Part of the problem could be the unstopable influence of television and my inability of preventing her from watching it when she comes to visit us on Saturdays (and this week end, Sunday, too). She watches that program with the boy twins who live in a Ritzy New York City hotel, Hilary Duff's program (before she grew up) and those terrible programs featuring terrible scenes of poverty in Africa, Mexico and Central America where Canadian celebrities like Karen Kane make you feel guilty enough that you get up to send a check in the mail that same day.
30 years ago when I was teaching high school in Mexico City it was fashionable to explain that teen agers did everything in 30 minute intervals. 30 minutes represented Stephen J. Cannell's "three act play method". In 30 minutes a hero was introduced, a conflict with a villain came in within minutes and by the end of the half hour a resolution was found. This meant that when dad convinced Jr. to help him paint a room, Jr. would throw in the brush after 30 minutes.
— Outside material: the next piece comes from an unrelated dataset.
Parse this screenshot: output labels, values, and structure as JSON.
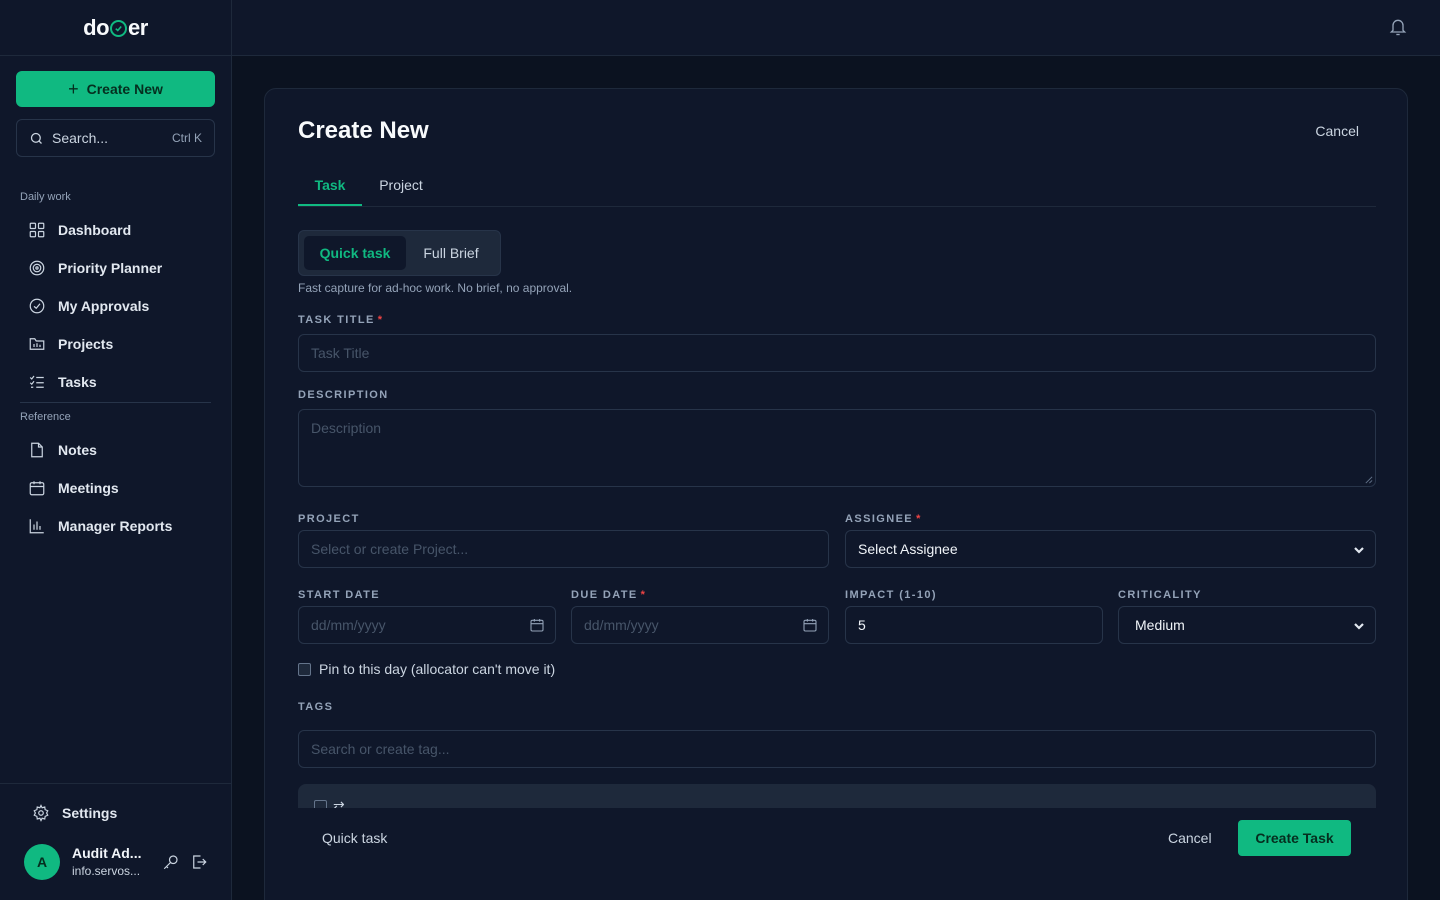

It was about 30 minutes into Henry King's 1949 Prince of Foxes (with Tyrone Power, Orson Welles and the inimitable Felix Aylmer) that Rebecca got up and disappeared. I put the DVD machine on pause and after a few minutes I knew Rebecca was not going to return.
I first saw Prince of Foxes when I was 9 so I thought Rebecca might warm up to it. My friend Paul Leisz says children are different now. I wonder exactly how. I had been saving with interest and special affection the day that Rebecca and I would sit down to see Gary Cooper in Beau Geste. It would seem, if Paul Leisz is right that Rebecca just might be and adult by then.
I told Rebecca to turn off the TV, earlier in the day. She shouted at me and threw some warmed up (in the microwave) tortillas. I lost my temper, too and threw the Sony remote on the floor. It shattered.
A few minutes later I had somehow put all the pieces back and the remote worked. I wonder if I should have kicked in the screen? The whole day was a strange one. Walking down the path by our pond with a rake in hand, Lauren (4) asked me, "What the hell are you doing?"
It was with relief and comfort that in the evening I finished Prince of Foxes, and in spite of the boilng oil being thrown down the ramparts of Citta' del Monte on Cesare Borgia's sceaming soldiers all was well with the world.
And this afternoon by a strange coincidence (as it rained outside) I enjoyed Robert Taylor and Kay Kendall in the Technicolor film Quentin Durward based on Walter Schott's novel. Would Rebecca have enjoyed it?